Feeds:
Posts
Comments

Posts Tagged ‘square dancing’

Photo: Stef King.
Members of the venerable Gidgegannup’s square dance club near Perth have begun teaching the moves to a new generation.

The topic of square dancing brings both happy memories and uncomfortable ones. The uncomfortable occasions were the result of my mother trying to manage my social life by pressing into service a philosophy professor whose many avocations included square-dance calling. That meant that I, an uncool teenager, had to invite kids I barely knew to an old-fashioned kind of party under her watchful eye.

But in and of themselves, square dances are loads of fun, and I usually got into it despite my reluctance. There’s one I remember as awkward that my little sister remembered as magical.

Today’s story is about square dancing in Australia and how the seniors who love the camaraderie and the exercise are trying to introduce the tradition to a new generation.
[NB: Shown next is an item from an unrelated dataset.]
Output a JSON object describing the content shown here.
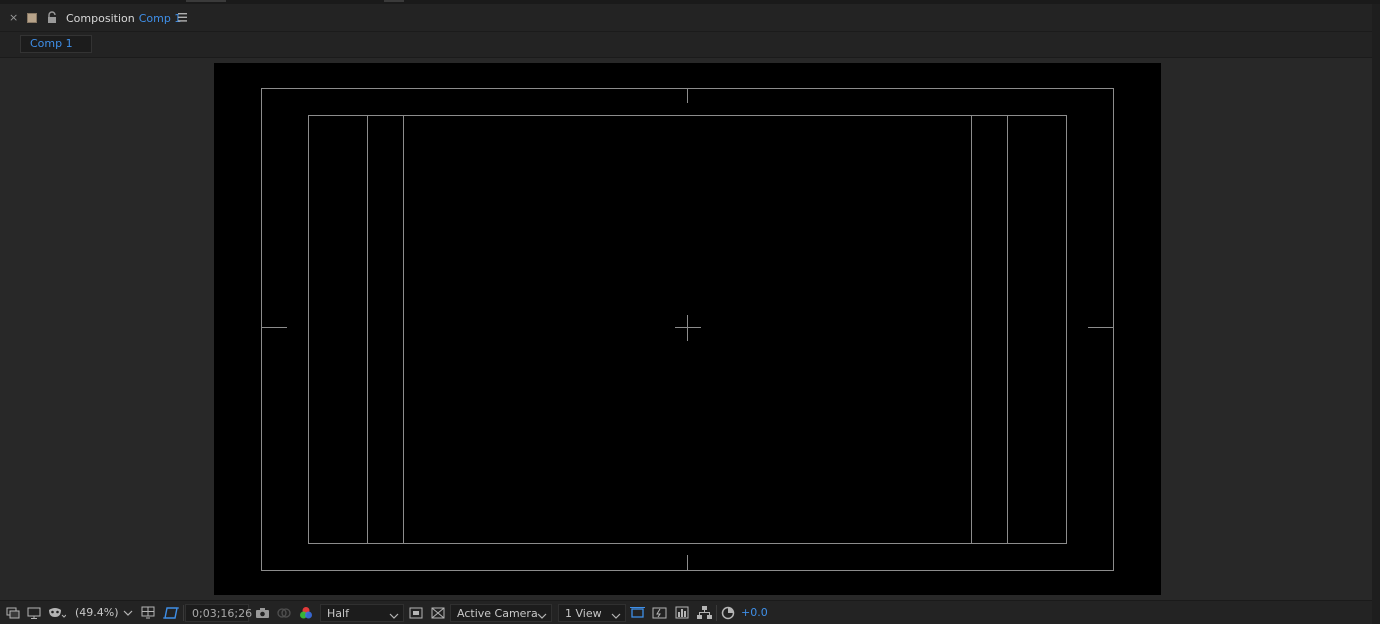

Emily Wind writes at the Guardian, “Less than an hour north east of Perth sits Gidgegannup, a small township known for its picturesque hiking trails and agricultural shows – plus a vibrant square dancing community that has endured through the decades.

“Despite the challenges of Covid-19 and declining membership, passionate members of the town’s square dancing club have kept the tradition well and truly alive.

“ ‘We like to see people having a go at square dancing,’ club caller Ken Pike says.

“ ‘It doesn’t matter what age, what race, color, creed or religion … you’re all the same once you’re on the square dance floor and we just want people to have fun.’

“Pike resurrected the Gidgegannup Square Dance Club in 1985 after it closed in the late 70s. He did so after members of the local Country Women’s Association branch showed a keen interest in learning. …

“A square dance involves four couples (eight dancers) dancing together in a square formation. Rather than having to remember a complete routine, dancers only need to learn specific moves that are shouted out by the ‘caller’ in different variations.

“The Gidgegannup club hosts fortnightly dances, each with a different theme. … Rosemary Corbin, the president of the club, said there were about 60 people at the western dance, with many traveling from Perth. …

“Carol and John Parsons first saw an ad for square dancing in the local paper in 1979. They went along and gave it a go with their two daughters and are still going along each fortnight. … For the couple, now both in their 80s, square dancing not only provides them with a fun social activity, but real health benefits by keeping active.

‘Our doctor is thrilled with us; she doesn’t have to worry about us because we get plenty of exercise,’ Parsons said. ‘It is very important for your mental health as well.’

“One of the appeals of square dancing is that it can be done anywhere; once you know the moves, you can attend any club in Australia – or around the world – and dance with strangers as if you’re old friends.

“While there are some dedicated dancers who have attended the Gidgegannup club for decades, numbers have declined in recent years and the group is eager to see more young people get involved so the next generation can learn the moves.”

I actually know someone in Massachusetts who joined community square dancing after her divorce and met a guy there who also thought it might be a fun way to meet people. They have been together for decades now. I don’t know if they are still square dancing.

More at the Guardian, here. No firewall.

Read Full Post »

%d bloggers like this: